◆ **Problem statement**
Exclude the pictures, then copy all remaining records exactly.

━━━━━ Dataset

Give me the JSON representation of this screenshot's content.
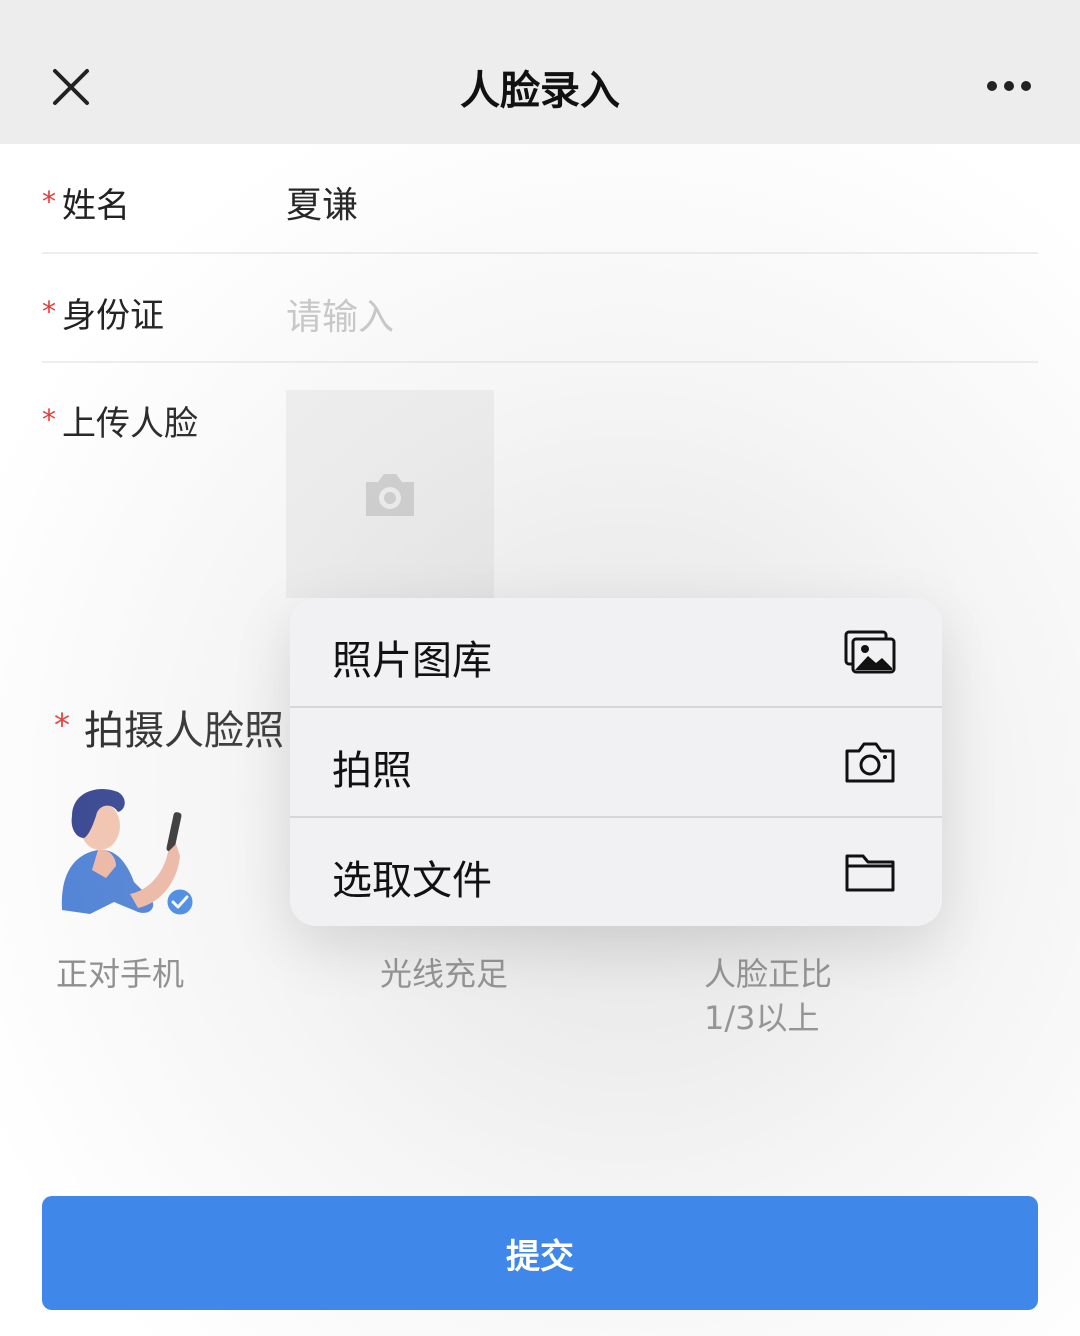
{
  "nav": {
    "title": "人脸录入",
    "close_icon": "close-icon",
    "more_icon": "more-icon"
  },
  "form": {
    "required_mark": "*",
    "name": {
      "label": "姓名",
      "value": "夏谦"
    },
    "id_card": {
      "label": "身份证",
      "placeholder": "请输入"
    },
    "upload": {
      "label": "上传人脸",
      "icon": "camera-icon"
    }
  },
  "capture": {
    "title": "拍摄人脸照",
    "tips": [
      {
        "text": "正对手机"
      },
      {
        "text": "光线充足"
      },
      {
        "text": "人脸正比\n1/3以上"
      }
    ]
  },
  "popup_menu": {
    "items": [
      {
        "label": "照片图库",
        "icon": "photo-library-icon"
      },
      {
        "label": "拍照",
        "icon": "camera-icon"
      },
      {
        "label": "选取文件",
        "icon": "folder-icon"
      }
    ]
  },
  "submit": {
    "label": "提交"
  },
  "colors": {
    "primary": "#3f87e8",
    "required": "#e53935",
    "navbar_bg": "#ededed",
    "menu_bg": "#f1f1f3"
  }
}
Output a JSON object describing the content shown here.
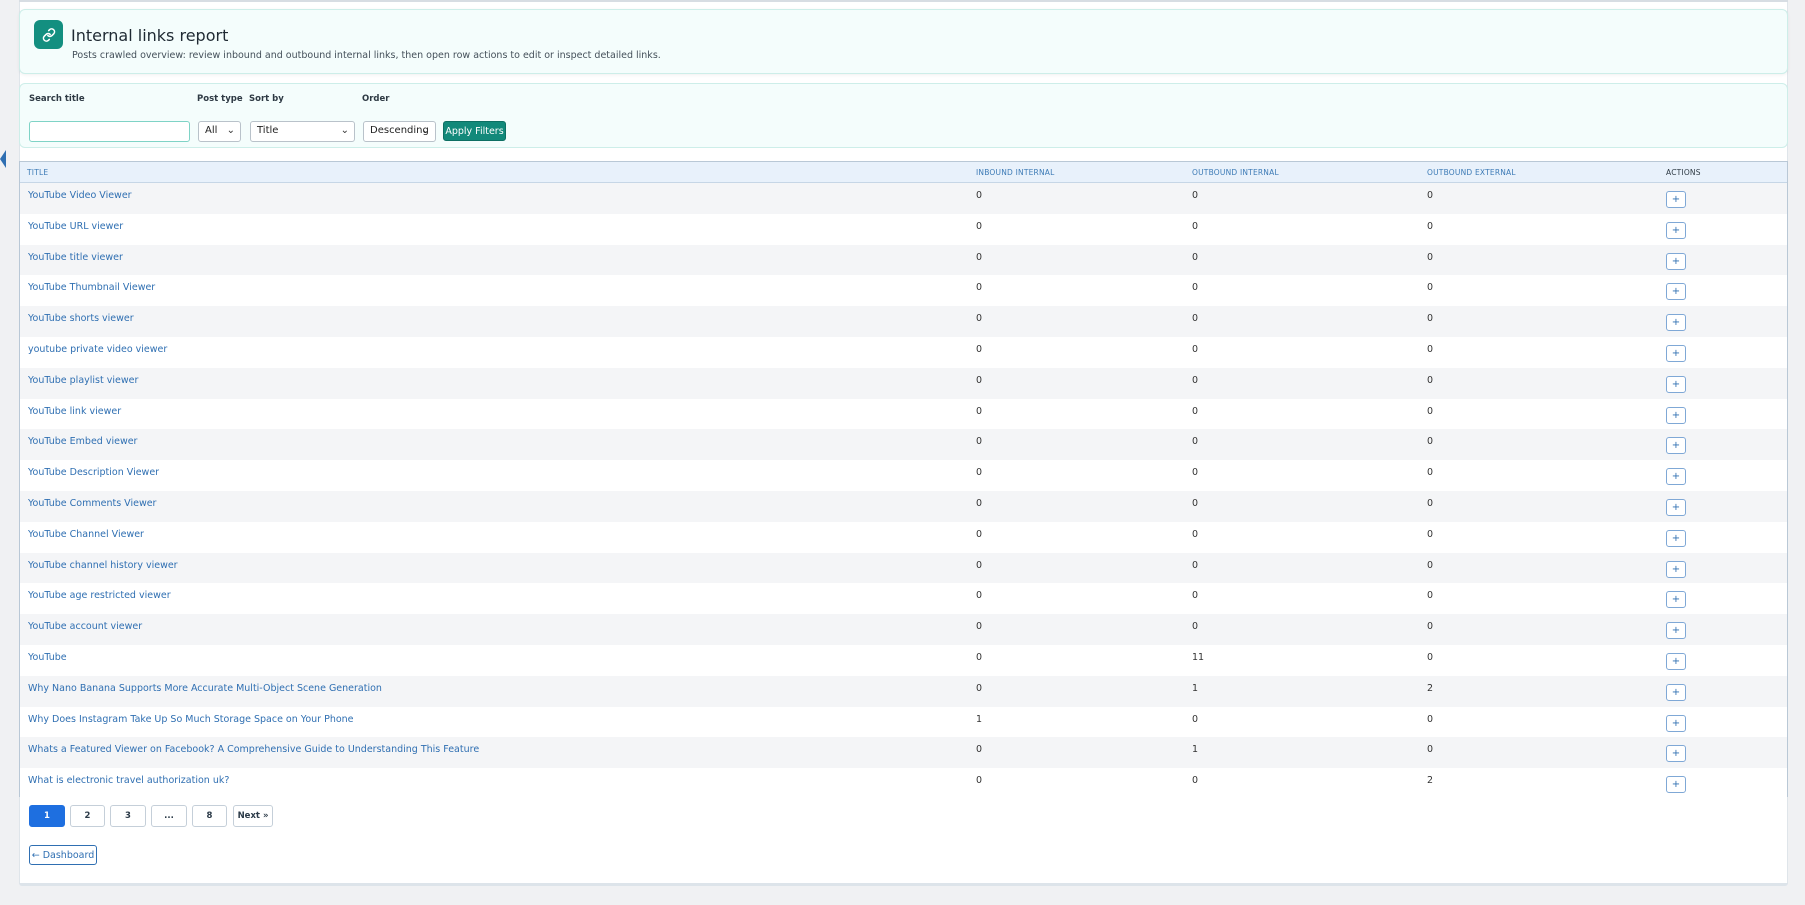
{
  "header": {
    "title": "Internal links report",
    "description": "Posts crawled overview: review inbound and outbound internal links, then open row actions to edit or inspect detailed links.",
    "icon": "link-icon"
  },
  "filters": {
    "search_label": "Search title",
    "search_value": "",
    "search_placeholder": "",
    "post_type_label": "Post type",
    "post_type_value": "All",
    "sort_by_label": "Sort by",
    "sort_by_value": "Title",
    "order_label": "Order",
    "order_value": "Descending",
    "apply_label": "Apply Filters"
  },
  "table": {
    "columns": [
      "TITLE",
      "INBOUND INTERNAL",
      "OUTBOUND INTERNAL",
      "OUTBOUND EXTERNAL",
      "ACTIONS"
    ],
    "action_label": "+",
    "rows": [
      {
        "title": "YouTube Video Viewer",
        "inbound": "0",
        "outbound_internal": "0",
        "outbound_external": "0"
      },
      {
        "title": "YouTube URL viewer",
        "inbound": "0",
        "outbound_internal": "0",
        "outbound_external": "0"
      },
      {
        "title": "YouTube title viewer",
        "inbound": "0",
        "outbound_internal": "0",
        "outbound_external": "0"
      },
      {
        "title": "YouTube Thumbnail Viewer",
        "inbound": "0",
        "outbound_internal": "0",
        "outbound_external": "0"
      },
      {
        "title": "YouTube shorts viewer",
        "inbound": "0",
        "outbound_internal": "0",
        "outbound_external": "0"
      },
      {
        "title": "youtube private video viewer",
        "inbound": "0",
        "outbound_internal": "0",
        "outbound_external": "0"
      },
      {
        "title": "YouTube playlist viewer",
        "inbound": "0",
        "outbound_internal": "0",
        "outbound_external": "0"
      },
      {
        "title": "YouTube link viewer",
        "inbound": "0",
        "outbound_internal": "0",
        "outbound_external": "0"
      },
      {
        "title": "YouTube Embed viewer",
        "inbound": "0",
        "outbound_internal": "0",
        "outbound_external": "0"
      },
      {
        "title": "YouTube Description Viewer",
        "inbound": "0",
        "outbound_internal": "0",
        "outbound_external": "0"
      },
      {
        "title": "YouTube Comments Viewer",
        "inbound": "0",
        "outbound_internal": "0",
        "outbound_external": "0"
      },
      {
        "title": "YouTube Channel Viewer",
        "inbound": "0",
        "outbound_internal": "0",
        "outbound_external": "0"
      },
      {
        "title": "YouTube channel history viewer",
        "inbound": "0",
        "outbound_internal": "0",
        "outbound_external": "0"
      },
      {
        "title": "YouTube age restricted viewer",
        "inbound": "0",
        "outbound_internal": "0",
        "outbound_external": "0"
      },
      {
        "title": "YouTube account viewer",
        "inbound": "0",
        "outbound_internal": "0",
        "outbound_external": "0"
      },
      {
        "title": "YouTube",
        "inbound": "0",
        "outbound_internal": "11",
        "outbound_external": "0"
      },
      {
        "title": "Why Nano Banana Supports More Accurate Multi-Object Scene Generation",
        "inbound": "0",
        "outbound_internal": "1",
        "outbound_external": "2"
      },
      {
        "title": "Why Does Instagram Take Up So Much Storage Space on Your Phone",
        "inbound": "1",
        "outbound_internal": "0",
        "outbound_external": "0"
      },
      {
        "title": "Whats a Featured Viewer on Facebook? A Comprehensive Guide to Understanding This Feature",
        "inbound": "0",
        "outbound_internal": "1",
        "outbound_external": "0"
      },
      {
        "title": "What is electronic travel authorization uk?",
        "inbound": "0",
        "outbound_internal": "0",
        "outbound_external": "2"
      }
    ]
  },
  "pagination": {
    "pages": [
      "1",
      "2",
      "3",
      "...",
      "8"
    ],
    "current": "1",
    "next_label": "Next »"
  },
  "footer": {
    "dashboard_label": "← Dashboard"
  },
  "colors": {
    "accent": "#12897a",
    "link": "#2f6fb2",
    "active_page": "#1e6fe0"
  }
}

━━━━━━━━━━

◆ **Task response**
Give me the JSON representation of this screenshot's content.
{
  "nav": {
    "title": "人脸录入",
    "close_icon": "close-icon",
    "more_icon": "more-icon"
  },
  "form": {
    "required_mark": "*",
    "name": {
      "label": "姓名",
      "value": "夏谦"
    },
    "id_card": {
      "label": "身份证",
      "placeholder": "请输入"
    },
    "upload": {
      "label": "上传人脸",
      "icon": "camera-icon"
    }
  },
  "capture": {
    "title": "拍摄人脸照",
    "tips": [
      {
        "text": "正对手机"
      },
      {
        "text": "光线充足"
      },
      {
        "text": "人脸正比\n1/3以上"
      }
    ]
  },
  "popup_menu": {
    "items": [
      {
        "label": "照片图库",
        "icon": "photo-library-icon"
      },
      {
        "label": "拍照",
        "icon": "camera-icon"
      },
      {
        "label": "选取文件",
        "icon": "folder-icon"
      }
    ]
  },
  "submit": {
    "label": "提交"
  },
  "colors": {
    "primary": "#3f87e8",
    "required": "#e53935",
    "navbar_bg": "#ededed",
    "menu_bg": "#f1f1f3"
  }
}
Output a JSON object describing the content shown here.
{
  "header": {
    "title": "Internal links report",
    "description": "Posts crawled overview: review inbound and outbound internal links, then open row actions to edit or inspect detailed links.",
    "icon": "link-icon"
  },
  "filters": {
    "search_label": "Search title",
    "search_value": "",
    "search_placeholder": "",
    "post_type_label": "Post type",
    "post_type_value": "All",
    "sort_by_label": "Sort by",
    "sort_by_value": "Title",
    "order_label": "Order",
    "order_value": "Descending",
    "apply_label": "Apply Filters"
  },
  "table": {
    "columns": [
      "TITLE",
      "INBOUND INTERNAL",
      "OUTBOUND INTERNAL",
      "OUTBOUND EXTERNAL",
      "ACTIONS"
    ],
    "action_label": "+",
    "rows": [
      {
        "title": "YouTube Video Viewer",
        "inbound": "0",
        "outbound_internal": "0",
        "outbound_external": "0"
      },
      {
        "title": "YouTube URL viewer",
        "inbound": "0",
        "outbound_internal": "0",
        "outbound_external": "0"
      },
      {
        "title": "YouTube title viewer",
        "inbound": "0",
        "outbound_internal": "0",
        "outbound_external": "0"
      },
      {
        "title": "YouTube Thumbnail Viewer",
        "inbound": "0",
        "outbound_internal": "0",
        "outbound_external": "0"
      },
      {
        "title": "YouTube shorts viewer",
        "inbound": "0",
        "outbound_internal": "0",
        "outbound_external": "0"
      },
      {
        "title": "youtube private video viewer",
        "inbound": "0",
        "outbound_internal": "0",
        "outbound_external": "0"
      },
      {
        "title": "YouTube playlist viewer",
        "inbound": "0",
        "outbound_internal": "0",
        "outbound_external": "0"
      },
      {
        "title": "YouTube link viewer",
        "inbound": "0",
        "outbound_internal": "0",
        "outbound_external": "0"
      },
      {
        "title": "YouTube Embed viewer",
        "inbound": "0",
        "outbound_internal": "0",
        "outbound_external": "0"
      },
      {
        "title": "YouTube Description Viewer",
        "inbound": "0",
        "outbound_internal": "0",
        "outbound_external": "0"
      },
      {
        "title": "YouTube Comments Viewer",
        "inbound": "0",
        "outbound_internal": "0",
        "outbound_external": "0"
      },
      {
        "title": "YouTube Channel Viewer",
        "inbound": "0",
        "outbound_internal": "0",
        "outbound_external": "0"
      },
      {
        "title": "YouTube channel history viewer",
        "inbound": "0",
        "outbound_internal": "0",
        "outbound_external": "0"
      },
      {
        "title": "YouTube age restricted viewer",
        "inbound": "0",
        "outbound_internal": "0",
        "outbound_external": "0"
      },
      {
        "title": "YouTube account viewer",
        "inbound": "0",
        "outbound_internal": "0",
        "outbound_external": "0"
      },
      {
        "title": "YouTube",
        "inbound": "0",
        "outbound_internal": "11",
        "outbound_external": "0"
      },
      {
        "title": "Why Nano Banana Supports More Accurate Multi-Object Scene Generation",
        "inbound": "0",
        "outbound_internal": "1",
        "outbound_external": "2"
      },
      {
        "title": "Why Does Instagram Take Up So Much Storage Space on Your Phone",
        "inbound": "1",
        "outbound_internal": "0",
        "outbound_external": "0"
      },
      {
        "title": "Whats a Featured Viewer on Facebook? A Comprehensive Guide to Understanding This Feature",
        "inbound": "0",
        "outbound_internal": "1",
        "outbound_external": "0"
      },
      {
        "title": "What is electronic travel authorization uk?",
        "inbound": "0",
        "outbound_internal": "0",
        "outbound_external": "2"
      }
    ]
  },
  "pagination": {
    "pages": [
      "1",
      "2",
      "3",
      "...",
      "8"
    ],
    "current": "1",
    "next_label": "Next »"
  },
  "footer": {
    "dashboard_label": "← Dashboard"
  },
  "colors": {
    "accent": "#12897a",
    "link": "#2f6fb2",
    "active_page": "#1e6fe0"
  }
}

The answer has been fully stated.